Required work -> Read through the data, and wherever a line holds the word "number", write that line out.

#### Source material ####

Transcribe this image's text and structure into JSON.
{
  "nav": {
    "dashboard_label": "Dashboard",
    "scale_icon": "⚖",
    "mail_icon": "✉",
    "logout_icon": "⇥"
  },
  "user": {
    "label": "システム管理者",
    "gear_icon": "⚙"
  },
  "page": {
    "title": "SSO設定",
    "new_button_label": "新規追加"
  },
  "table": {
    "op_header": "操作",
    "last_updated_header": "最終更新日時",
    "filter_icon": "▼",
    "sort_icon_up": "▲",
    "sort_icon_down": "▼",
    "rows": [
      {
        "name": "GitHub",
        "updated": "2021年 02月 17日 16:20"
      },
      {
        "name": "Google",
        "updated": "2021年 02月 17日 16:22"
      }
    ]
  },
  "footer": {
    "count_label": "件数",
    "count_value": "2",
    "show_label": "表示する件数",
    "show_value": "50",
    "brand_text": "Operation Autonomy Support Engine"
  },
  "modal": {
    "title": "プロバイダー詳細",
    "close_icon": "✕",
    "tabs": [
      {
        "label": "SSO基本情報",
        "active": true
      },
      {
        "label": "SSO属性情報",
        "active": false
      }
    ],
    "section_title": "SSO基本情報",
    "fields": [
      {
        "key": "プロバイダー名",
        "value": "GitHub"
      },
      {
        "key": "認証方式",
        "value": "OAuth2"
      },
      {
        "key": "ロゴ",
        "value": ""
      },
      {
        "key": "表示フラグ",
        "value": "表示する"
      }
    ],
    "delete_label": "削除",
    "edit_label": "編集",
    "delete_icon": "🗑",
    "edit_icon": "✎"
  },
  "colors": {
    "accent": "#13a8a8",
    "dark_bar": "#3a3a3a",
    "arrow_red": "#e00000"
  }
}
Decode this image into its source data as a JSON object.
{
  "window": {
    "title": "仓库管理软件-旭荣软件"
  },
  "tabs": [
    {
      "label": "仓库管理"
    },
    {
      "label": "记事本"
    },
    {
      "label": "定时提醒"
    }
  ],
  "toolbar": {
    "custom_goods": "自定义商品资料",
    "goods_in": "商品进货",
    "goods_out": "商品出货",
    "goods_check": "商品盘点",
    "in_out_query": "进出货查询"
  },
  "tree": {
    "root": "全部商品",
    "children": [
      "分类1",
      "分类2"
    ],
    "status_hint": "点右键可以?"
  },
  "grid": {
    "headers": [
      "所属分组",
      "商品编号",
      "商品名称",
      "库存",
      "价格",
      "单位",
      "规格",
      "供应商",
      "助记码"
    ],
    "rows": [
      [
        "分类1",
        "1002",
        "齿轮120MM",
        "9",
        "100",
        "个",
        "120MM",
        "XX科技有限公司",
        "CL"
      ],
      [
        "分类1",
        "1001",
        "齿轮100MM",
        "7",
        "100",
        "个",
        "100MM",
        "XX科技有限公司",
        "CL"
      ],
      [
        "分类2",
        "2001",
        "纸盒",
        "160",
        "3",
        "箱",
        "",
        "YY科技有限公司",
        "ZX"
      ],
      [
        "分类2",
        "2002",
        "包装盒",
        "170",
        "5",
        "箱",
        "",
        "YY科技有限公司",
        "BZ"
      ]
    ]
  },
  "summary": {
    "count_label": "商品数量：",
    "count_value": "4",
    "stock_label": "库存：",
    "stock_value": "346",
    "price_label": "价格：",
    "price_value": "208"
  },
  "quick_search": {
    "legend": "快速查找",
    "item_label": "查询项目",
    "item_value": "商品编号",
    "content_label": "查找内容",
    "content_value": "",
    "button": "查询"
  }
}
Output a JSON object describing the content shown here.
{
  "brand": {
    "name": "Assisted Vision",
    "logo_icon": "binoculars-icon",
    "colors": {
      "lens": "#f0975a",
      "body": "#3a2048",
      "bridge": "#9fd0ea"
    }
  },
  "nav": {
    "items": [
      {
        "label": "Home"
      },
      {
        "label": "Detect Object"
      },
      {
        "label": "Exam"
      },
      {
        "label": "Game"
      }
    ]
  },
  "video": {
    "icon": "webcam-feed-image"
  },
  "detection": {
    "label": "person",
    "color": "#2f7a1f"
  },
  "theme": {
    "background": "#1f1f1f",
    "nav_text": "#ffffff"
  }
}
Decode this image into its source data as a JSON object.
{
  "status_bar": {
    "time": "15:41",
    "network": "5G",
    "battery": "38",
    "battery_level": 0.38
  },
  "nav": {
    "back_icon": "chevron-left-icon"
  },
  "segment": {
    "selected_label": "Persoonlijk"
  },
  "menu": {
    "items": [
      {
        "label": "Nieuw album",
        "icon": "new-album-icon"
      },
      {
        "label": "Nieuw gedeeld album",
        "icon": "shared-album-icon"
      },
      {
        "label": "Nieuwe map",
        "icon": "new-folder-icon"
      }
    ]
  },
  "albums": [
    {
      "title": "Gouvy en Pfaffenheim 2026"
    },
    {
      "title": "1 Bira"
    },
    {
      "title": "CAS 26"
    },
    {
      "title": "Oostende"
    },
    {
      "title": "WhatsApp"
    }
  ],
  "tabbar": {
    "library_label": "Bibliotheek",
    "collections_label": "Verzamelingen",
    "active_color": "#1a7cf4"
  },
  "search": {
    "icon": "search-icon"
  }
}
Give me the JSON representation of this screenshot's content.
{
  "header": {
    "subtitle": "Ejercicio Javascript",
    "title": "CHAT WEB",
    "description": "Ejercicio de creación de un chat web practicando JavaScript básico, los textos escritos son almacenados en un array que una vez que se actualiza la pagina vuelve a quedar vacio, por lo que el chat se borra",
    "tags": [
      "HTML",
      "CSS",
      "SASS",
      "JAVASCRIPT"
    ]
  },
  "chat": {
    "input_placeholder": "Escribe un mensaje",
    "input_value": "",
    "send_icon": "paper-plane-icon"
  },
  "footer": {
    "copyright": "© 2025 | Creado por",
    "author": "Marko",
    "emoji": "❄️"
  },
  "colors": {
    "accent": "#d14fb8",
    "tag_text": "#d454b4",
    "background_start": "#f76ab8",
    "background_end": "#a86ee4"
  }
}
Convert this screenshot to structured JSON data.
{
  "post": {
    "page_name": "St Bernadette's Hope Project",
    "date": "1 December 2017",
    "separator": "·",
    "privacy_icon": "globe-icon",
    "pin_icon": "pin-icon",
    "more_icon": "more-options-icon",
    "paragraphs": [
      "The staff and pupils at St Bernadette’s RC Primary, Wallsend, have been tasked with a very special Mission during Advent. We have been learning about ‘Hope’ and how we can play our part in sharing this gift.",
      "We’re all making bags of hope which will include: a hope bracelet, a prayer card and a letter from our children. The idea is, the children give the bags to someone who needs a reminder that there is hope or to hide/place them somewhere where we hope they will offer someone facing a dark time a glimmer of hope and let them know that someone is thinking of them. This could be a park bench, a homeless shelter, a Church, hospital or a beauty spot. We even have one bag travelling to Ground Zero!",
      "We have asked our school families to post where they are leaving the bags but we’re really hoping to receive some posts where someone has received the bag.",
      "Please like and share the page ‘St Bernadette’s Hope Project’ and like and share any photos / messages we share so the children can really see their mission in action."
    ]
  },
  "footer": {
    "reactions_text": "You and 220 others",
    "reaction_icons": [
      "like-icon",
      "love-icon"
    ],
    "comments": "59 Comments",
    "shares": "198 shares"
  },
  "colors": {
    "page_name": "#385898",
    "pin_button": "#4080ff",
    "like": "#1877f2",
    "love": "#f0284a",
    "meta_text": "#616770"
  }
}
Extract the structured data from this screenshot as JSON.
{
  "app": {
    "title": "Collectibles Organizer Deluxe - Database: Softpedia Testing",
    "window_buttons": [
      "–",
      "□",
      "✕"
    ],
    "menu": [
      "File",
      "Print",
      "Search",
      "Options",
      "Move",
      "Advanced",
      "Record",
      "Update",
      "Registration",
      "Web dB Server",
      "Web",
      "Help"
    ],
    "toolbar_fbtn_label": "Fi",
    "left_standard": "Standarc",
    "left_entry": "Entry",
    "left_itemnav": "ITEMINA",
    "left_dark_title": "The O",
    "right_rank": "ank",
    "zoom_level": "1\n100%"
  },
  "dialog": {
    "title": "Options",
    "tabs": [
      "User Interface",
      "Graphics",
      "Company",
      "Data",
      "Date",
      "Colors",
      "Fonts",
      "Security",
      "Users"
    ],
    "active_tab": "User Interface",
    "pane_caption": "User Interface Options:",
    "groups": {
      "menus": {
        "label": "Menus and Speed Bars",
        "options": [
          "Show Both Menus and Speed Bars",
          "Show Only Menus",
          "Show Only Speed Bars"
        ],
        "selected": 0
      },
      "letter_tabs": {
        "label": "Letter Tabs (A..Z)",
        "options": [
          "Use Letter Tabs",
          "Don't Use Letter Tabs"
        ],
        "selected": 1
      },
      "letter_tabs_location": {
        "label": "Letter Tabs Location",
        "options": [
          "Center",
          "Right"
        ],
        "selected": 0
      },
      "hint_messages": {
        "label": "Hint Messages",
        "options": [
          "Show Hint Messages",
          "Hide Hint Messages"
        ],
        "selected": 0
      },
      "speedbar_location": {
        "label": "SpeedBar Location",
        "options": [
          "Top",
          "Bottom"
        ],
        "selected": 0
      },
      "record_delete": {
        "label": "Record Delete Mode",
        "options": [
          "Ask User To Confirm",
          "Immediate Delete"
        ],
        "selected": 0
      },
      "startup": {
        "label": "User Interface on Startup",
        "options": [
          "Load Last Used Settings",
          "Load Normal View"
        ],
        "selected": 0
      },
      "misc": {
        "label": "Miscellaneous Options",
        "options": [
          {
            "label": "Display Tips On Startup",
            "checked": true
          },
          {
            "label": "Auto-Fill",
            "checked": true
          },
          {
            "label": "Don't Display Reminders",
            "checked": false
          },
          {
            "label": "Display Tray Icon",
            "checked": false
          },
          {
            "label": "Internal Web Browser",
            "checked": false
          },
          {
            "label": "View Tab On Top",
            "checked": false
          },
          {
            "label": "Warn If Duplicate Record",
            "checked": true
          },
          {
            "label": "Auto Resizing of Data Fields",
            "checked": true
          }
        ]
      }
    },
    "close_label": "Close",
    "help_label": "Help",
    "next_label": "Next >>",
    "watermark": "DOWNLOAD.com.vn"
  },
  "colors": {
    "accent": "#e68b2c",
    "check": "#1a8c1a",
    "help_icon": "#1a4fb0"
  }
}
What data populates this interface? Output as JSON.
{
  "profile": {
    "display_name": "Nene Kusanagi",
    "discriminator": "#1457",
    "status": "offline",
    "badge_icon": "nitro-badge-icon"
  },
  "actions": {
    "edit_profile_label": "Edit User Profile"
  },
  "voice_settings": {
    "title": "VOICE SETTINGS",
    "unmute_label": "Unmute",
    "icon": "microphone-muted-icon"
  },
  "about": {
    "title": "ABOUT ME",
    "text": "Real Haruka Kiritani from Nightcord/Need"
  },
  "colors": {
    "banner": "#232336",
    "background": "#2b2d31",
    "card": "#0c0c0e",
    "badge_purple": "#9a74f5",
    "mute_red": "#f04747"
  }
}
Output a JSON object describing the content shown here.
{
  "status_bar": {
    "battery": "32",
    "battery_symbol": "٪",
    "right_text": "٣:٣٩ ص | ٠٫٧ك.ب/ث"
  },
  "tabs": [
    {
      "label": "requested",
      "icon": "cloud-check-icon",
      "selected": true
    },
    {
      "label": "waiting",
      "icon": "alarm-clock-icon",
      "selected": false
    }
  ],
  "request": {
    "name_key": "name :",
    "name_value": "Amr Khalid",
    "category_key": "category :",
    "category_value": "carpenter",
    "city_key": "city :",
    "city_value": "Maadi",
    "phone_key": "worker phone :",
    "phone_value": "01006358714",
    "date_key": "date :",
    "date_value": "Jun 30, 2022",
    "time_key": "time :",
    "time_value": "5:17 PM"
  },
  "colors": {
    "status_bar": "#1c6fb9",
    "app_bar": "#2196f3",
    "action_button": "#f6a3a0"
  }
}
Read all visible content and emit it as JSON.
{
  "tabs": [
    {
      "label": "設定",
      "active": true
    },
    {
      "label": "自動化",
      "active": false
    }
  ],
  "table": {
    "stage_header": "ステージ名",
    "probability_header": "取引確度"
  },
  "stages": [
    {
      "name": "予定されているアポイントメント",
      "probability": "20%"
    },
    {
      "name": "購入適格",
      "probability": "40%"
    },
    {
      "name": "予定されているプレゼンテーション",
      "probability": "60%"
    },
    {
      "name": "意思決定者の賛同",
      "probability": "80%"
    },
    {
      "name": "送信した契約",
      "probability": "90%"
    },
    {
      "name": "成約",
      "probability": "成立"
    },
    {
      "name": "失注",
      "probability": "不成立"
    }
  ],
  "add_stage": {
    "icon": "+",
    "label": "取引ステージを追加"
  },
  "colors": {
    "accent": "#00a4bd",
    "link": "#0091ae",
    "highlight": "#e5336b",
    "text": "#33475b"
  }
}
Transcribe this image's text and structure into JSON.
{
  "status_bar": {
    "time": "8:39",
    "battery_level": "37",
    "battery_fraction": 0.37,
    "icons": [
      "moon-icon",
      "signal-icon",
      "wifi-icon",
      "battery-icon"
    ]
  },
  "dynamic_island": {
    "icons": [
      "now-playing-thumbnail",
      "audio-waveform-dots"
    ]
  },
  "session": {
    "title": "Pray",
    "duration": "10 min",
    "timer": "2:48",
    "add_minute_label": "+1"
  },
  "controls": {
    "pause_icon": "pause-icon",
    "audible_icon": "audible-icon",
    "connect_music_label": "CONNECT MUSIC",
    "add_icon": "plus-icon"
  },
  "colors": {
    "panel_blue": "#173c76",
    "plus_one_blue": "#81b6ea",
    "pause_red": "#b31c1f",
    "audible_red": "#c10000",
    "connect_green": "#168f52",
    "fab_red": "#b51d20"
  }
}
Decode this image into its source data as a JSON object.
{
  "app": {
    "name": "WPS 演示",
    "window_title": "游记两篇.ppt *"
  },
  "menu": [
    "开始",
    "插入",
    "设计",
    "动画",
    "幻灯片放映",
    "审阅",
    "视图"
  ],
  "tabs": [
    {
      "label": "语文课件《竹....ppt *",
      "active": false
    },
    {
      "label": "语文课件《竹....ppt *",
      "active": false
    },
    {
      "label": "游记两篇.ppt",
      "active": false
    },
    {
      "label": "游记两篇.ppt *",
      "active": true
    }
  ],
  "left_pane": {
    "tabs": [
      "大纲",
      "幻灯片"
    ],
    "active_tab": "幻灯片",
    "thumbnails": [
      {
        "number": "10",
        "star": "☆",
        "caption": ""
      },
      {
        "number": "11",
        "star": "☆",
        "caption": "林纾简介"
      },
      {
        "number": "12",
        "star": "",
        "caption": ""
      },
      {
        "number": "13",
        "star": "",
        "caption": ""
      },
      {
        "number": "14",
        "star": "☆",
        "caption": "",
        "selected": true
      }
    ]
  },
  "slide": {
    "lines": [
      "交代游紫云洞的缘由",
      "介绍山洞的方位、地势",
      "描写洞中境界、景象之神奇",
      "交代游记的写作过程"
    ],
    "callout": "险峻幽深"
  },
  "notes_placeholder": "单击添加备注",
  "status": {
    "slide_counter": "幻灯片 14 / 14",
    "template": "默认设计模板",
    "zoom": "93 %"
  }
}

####

Solution for this exercise ->
        "number": "10",
        "number": "11",
        "number": "12",
        "number": "13",
        "number": "14",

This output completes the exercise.